The military said it would form a committee to amend the constitution, which includes the emergency law despised by many protesters, and that the amendments would be approved by popular referendum. While opposition leaders had pledged to layout proposals for a transitional government on Sunday, they canceled a news conference and offered no timetable for disclosing their plans.

But even as calm seemed to be settling over Egypt, antigovernment demonstrations erupted in Yemen, with protesters clashing violently with security forces on Sunday. A small group tried to rush the palace of President Ali Abdullah Saleh but were beaten back by riot police.
Cairo on Sunday witnessed scenes that juxtaposed a more familiar capital with a country forever changed by the fall of Mr. Mubarak on Friday.

Hundreds of policemen, belonging to one of the most loathed institutions in Egypt, rallied in downtown Cairo to demand better pay and treatment, while a short walk away, traffic returned to Tahrir Square, a symbol of the revolution, navigating through lingering protesters and jubilant sightseers, many of whom flocked to pictures of dead protesters that hung from clotheslines at one end of the square.

The police, civilians and soldiers with guns slung over their shoulders arranged themselves in human chains, in an ad hoc effort at crowd control aimed at keeping the crowds from spilling into traffic.

In a burst of civic duty, youthful volunteers swept streets, painted fences and curbs, washed away graffiti that read, “Down with Mubarak,” and planted bushes in a square many want to turn into a memorial for the greatest uprising in modern Egyptian history. Soldiers drove a truck mounted with speakers that blared, “Egypt is my beloved.”

“Egypt is my blood,” said Oummia Ali, a flight attendant for EgyptAir who skipped work to paint the square’s railing green. “I want to build our country again.”

As she spoke, a boisterous crowd marched down the street away from Tahrir Square, Liberation in Arabic and named for the fall of the Egyptian monarchy in 1952. “Let’s go home,” they chanted, “we got our rights.” Though hundreds, perhaps more vowed to stay until more reforms were enacted, tents were dismantled, banners taken down and trucks piled with blankets that kept protesters warm over the 18 days of demonstrations that began Jan. 25, the date organizers have given to their revolution.

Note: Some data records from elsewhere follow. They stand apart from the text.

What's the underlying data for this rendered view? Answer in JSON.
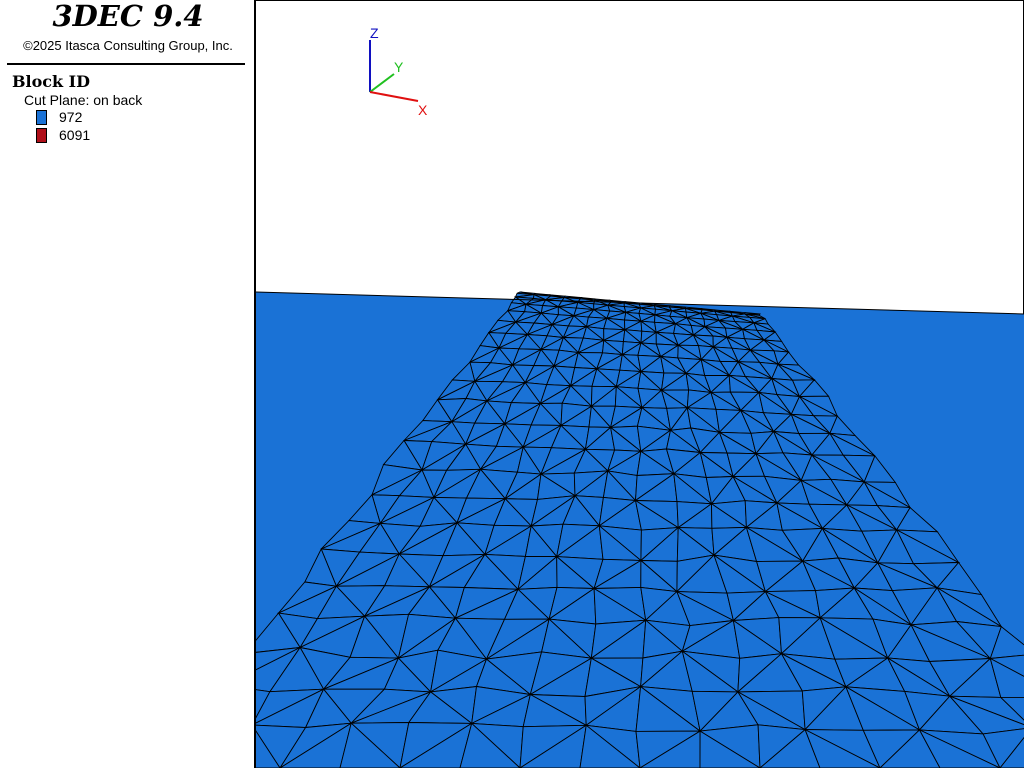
{
  "app": {
    "title": "3DEC 9.4",
    "copyright": "©2025 Itasca Consulting Group, Inc."
  },
  "legend": {
    "heading": "Block  ID",
    "subtitle": "Cut Plane: on back",
    "items": [
      {
        "label": "972",
        "color": "#1a72d6"
      },
      {
        "label": "6091",
        "color": "#b0101a"
      }
    ]
  },
  "axes": {
    "x_label": "X",
    "y_label": "Y",
    "z_label": "Z",
    "x_color": "#e01010",
    "y_color": "#20c020",
    "z_color": "#1010c0"
  },
  "plot": {
    "block_color": "#1a72d6",
    "mesh_line_color": "#000000"
  }
}
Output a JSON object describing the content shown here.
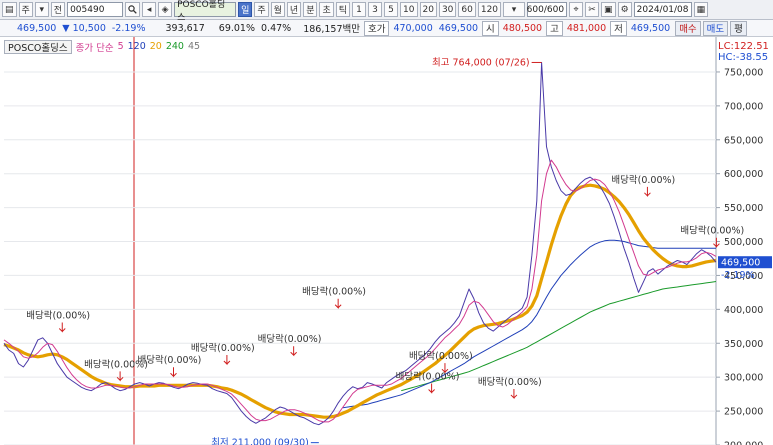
{
  "toolbar": {
    "items": [
      "▤",
      "주",
      "▾",
      "전"
    ],
    "code": "005490",
    "search_icon": "magnifier-icon",
    "items2": [
      "◂",
      "◈"
    ],
    "name_badge": "POSCO홀딩스",
    "periods": [
      "일",
      "주",
      "월",
      "년",
      "분",
      "초",
      "틱",
      "1",
      "3",
      "5",
      "10",
      "20",
      "30",
      "60",
      "120"
    ],
    "count": "600",
    "count_total": "/600",
    "date": "2024/01/08"
  },
  "quote": {
    "price": "469,500",
    "change": "▼ 10,500",
    "rate": "-2.19%",
    "volume": "393,617",
    "ratio": "69.01%",
    "turnover": "0.47%",
    "amount": "186,157백만",
    "ask_label": "호가",
    "ask1": "470,000",
    "ask2": "469,500",
    "open_label": "시",
    "open": "480,500",
    "high_label": "고",
    "high": "481,000",
    "low_label": "저",
    "low": "469,500",
    "buy": "매수",
    "sell": "매도",
    "eval": "평"
  },
  "legend": {
    "name": "POSCO홀딩스",
    "label": "종가 단순",
    "ma": [
      "5",
      "120",
      "20",
      "240",
      "45"
    ],
    "ma_colors": [
      "#d23a8f",
      "#1f3fb8",
      "#e5a000",
      "#1a9a2a",
      "#7a7a7a"
    ]
  },
  "chart_data": {
    "type": "line",
    "y_ticks": [
      "750,000",
      "700,000",
      "650,000",
      "600,000",
      "550,000",
      "500,000",
      "450,000",
      "400,000",
      "350,000",
      "300,000",
      "250,000",
      "200,000"
    ],
    "ylim": [
      200000,
      775000
    ],
    "lc": "LC:122.51",
    "hc": "HC:-38.55",
    "current_price": "469,500",
    "current_rate": "-2.19%",
    "annotations": {
      "max": "최고 764,000 (07/26)",
      "min": "최저 211,000 (09/30)",
      "dividend": "배당락(0.00%)"
    },
    "close": [
      350000,
      340000,
      335000,
      320000,
      315000,
      325000,
      340000,
      355000,
      358000,
      350000,
      335000,
      320000,
      310000,
      300000,
      295000,
      290000,
      285000,
      282000,
      280000,
      284000,
      290000,
      292000,
      288000,
      283000,
      280000,
      282000,
      286000,
      290000,
      292000,
      290000,
      287000,
      290000,
      292000,
      291000,
      288000,
      285000,
      283000,
      286000,
      290000,
      292000,
      291000,
      289000,
      288000,
      283000,
      280000,
      278000,
      276000,
      270000,
      260000,
      250000,
      242000,
      236000,
      232000,
      236000,
      240000,
      246000,
      252000,
      256000,
      254000,
      250000,
      246000,
      242000,
      240000,
      236000,
      232000,
      230000,
      234000,
      240000,
      250000,
      262000,
      272000,
      280000,
      286000,
      283000,
      285000,
      292000,
      290000,
      287000,
      284000,
      292000,
      297000,
      302000,
      306000,
      310000,
      316000,
      322000,
      328000,
      334000,
      342000,
      352000,
      360000,
      366000,
      372000,
      380000,
      390000,
      410000,
      430000,
      416000,
      395000,
      380000,
      372000,
      368000,
      374000,
      380000,
      386000,
      392000,
      396000,
      402000,
      418000,
      480000,
      560000,
      764000,
      640000,
      610000,
      590000,
      575000,
      568000,
      570000,
      578000,
      586000,
      592000,
      595000,
      590000,
      582000,
      570000,
      556000,
      536000,
      514000,
      490000,
      470000,
      446000,
      425000,
      440000,
      456000,
      460000,
      452000,
      458000,
      464000,
      468000,
      472000,
      470000,
      466000,
      474000,
      482000,
      488000,
      484000,
      478000,
      469500
    ],
    "ma5": [
      355000,
      350000,
      344000,
      338000,
      330000,
      328000,
      330000,
      336000,
      344000,
      350000,
      348000,
      338000,
      326000,
      314000,
      304000,
      296000,
      290000,
      286000,
      284000,
      284000,
      286000,
      288000,
      288000,
      287000,
      285000,
      284000,
      284000,
      286000,
      288000,
      290000,
      290000,
      290000,
      290000,
      290000,
      289000,
      287000,
      285000,
      285000,
      286000,
      288000,
      289000,
      290000,
      290000,
      288000,
      285000,
      282000,
      279000,
      275000,
      268000,
      260000,
      252000,
      244000,
      238000,
      236000,
      236000,
      238000,
      242000,
      246000,
      250000,
      252000,
      252000,
      250000,
      247000,
      244000,
      240000,
      236000,
      234000,
      234000,
      238000,
      246000,
      256000,
      266000,
      276000,
      282000,
      284000,
      286000,
      288000,
      288000,
      288000,
      288000,
      290000,
      294000,
      298000,
      304000,
      310000,
      316000,
      322000,
      328000,
      334000,
      342000,
      350000,
      358000,
      364000,
      371000,
      378000,
      390000,
      406000,
      412000,
      410000,
      402000,
      392000,
      382000,
      376000,
      374000,
      378000,
      384000,
      390000,
      396000,
      404000,
      430000,
      480000,
      560000,
      600000,
      620000,
      610000,
      596000,
      584000,
      576000,
      574000,
      578000,
      584000,
      590000,
      592000,
      590000,
      584000,
      574000,
      560000,
      544000,
      524000,
      504000,
      484000,
      464000,
      452000,
      450000,
      454000,
      458000,
      460000,
      462000,
      465000,
      468000,
      470000,
      470000,
      472000,
      476000,
      482000,
      484000,
      482000,
      478000
    ],
    "ma20": [
      348000,
      346000,
      343000,
      340000,
      336000,
      333000,
      331000,
      330000,
      331000,
      333000,
      334000,
      333000,
      330000,
      326000,
      321000,
      316000,
      311000,
      306000,
      301000,
      297000,
      294000,
      291000,
      289000,
      288000,
      287000,
      286000,
      286000,
      286000,
      287000,
      287000,
      287000,
      287000,
      288000,
      288000,
      288000,
      288000,
      288000,
      288000,
      288000,
      288000,
      288000,
      288000,
      288000,
      287000,
      286000,
      284000,
      283000,
      281000,
      278000,
      275000,
      271000,
      267000,
      263000,
      259000,
      255000,
      252000,
      249000,
      247000,
      246000,
      245000,
      245000,
      245000,
      245000,
      244000,
      243000,
      242000,
      241000,
      241000,
      242000,
      244000,
      247000,
      250000,
      254000,
      258000,
      262000,
      266000,
      270000,
      274000,
      277000,
      280000,
      283000,
      286000,
      289000,
      293000,
      297000,
      301000,
      305000,
      310000,
      315000,
      320000,
      326000,
      332000,
      338000,
      345000,
      352000,
      359000,
      366000,
      371000,
      374000,
      376000,
      377000,
      378000,
      379000,
      381000,
      383000,
      385000,
      388000,
      391000,
      396000,
      405000,
      420000,
      445000,
      470000,
      495000,
      518000,
      538000,
      555000,
      568000,
      576000,
      580000,
      582000,
      583000,
      582000,
      580000,
      577000,
      572000,
      566000,
      559000,
      550000,
      540000,
      528000,
      516000,
      505000,
      496000,
      488000,
      481000,
      475000,
      470000,
      466000,
      464000,
      463000,
      463000,
      464000,
      466000,
      468000,
      470000,
      471000,
      472000
    ],
    "ma120": [
      null,
      null,
      null,
      null,
      null,
      null,
      null,
      null,
      null,
      null,
      null,
      null,
      null,
      null,
      null,
      null,
      null,
      null,
      null,
      null,
      null,
      null,
      null,
      null,
      null,
      null,
      null,
      null,
      null,
      null,
      null,
      null,
      null,
      null,
      null,
      null,
      null,
      null,
      null,
      null,
      null,
      null,
      null,
      null,
      null,
      null,
      null,
      null,
      null,
      null,
      null,
      null,
      null,
      null,
      null,
      null,
      null,
      null,
      null,
      null,
      null,
      null,
      null,
      null,
      null,
      null,
      null,
      null,
      null,
      null,
      255000,
      256000,
      257000,
      258000,
      259000,
      260000,
      262000,
      264000,
      266000,
      268000,
      270000,
      272000,
      274000,
      277000,
      280000,
      283000,
      286000,
      289000,
      292000,
      296000,
      300000,
      304000,
      308000,
      312000,
      316000,
      320000,
      325000,
      330000,
      334000,
      338000,
      342000,
      346000,
      350000,
      354000,
      358000,
      362000,
      366000,
      370000,
      375000,
      382000,
      392000,
      405000,
      418000,
      430000,
      440000,
      450000,
      458000,
      466000,
      473000,
      480000,
      486000,
      492000,
      496000,
      499000,
      501000,
      502000,
      502000,
      501000,
      500000,
      498000,
      496000,
      494000,
      493000,
      492000,
      491000,
      490000,
      490000,
      490000,
      490000,
      490000,
      490000,
      490000,
      490000,
      490000,
      490000,
      490000,
      490000,
      490000
    ],
    "ma240": [
      null,
      null,
      null,
      null,
      null,
      null,
      null,
      null,
      null,
      null,
      null,
      null,
      null,
      null,
      null,
      null,
      null,
      null,
      null,
      null,
      null,
      null,
      null,
      null,
      null,
      null,
      null,
      null,
      null,
      null,
      null,
      null,
      null,
      null,
      null,
      null,
      null,
      null,
      null,
      null,
      null,
      null,
      null,
      null,
      null,
      null,
      null,
      null,
      null,
      null,
      null,
      null,
      null,
      null,
      null,
      null,
      null,
      null,
      null,
      null,
      null,
      null,
      null,
      null,
      null,
      null,
      null,
      null,
      null,
      null,
      null,
      null,
      null,
      null,
      null,
      null,
      null,
      null,
      null,
      null,
      null,
      null,
      280000,
      282000,
      284000,
      286000,
      288000,
      290000,
      292000,
      294000,
      296000,
      298000,
      300000,
      302000,
      304000,
      306000,
      308000,
      311000,
      314000,
      317000,
      320000,
      323000,
      326000,
      329000,
      332000,
      335000,
      338000,
      341000,
      344000,
      348000,
      352000,
      356000,
      360000,
      364000,
      368000,
      372000,
      376000,
      380000,
      384000,
      388000,
      392000,
      396000,
      399000,
      402000,
      405000,
      408000,
      410000,
      412000,
      414000,
      416000,
      418000,
      420000,
      422000,
      424000,
      426000,
      428000,
      430000,
      431000,
      432000,
      433000,
      434000,
      435000,
      436000,
      437000,
      438000,
      439000,
      440000,
      441000
    ]
  }
}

The military’s statement was the clearest elaboration yet of its plans for Egypt, as the country’s opposition forces, from the Muslim Brotherhood to labor unions, seek to build on the momentum of the protests and create a democratic system with few parallels in the Arab world. The moves to suspend the constitution and to dissolve parliament, chosen in an election deemed a sham even by Mr. Mubarak’s standards, were expected. It said it would form a committee to draft constitutional amendments — pointedly keeping it in its hands, not the opposition’s — though it promised to put them before a referendum.

The statement declared that Egypt’s defense minister, Field Marshal Tantawi Mohamed Hussein Tantawi, would represent the country abroad and that the supreme command would issue laws in the transitional period before elections.

It remains unclear whether the opposition will be content to see leading figures from the Mubarak cabinet, like Vice President Omar Suleiman and Prime Minister Ahmed Shafiq, preside over the transition. In its statement, the Supreme Council said it would determine Mr. Suleiman’s role in the coming days.

The impact of Egypt’s uprising continued to ripple across the Arab world as protesters turned out not just in Yemen but in Algeria, where the police arrested leading organizers. The Palestinian leadership responded by announcing that it planned to hold presidential and parliamentary elections by September. And in Tunisia, which inspired Egypt’s uprising, hundreds demonstrated to cheer Mr. Mubarak’s ouster.

Reporting was contributed by David D. Kirkpatrick, Kareem Fahim, Mona El-Naggar, Dawlat Magdy and Scott Nelson from Cairo Thomas Fuller from Tunis and J. David Goodman from New York



1947-2014 (Archived)
Jun 17, 2004
They delivered on their promise in no time flat. Let's see if US politicos can learn some time-management skills from the Supreme Military Council.:)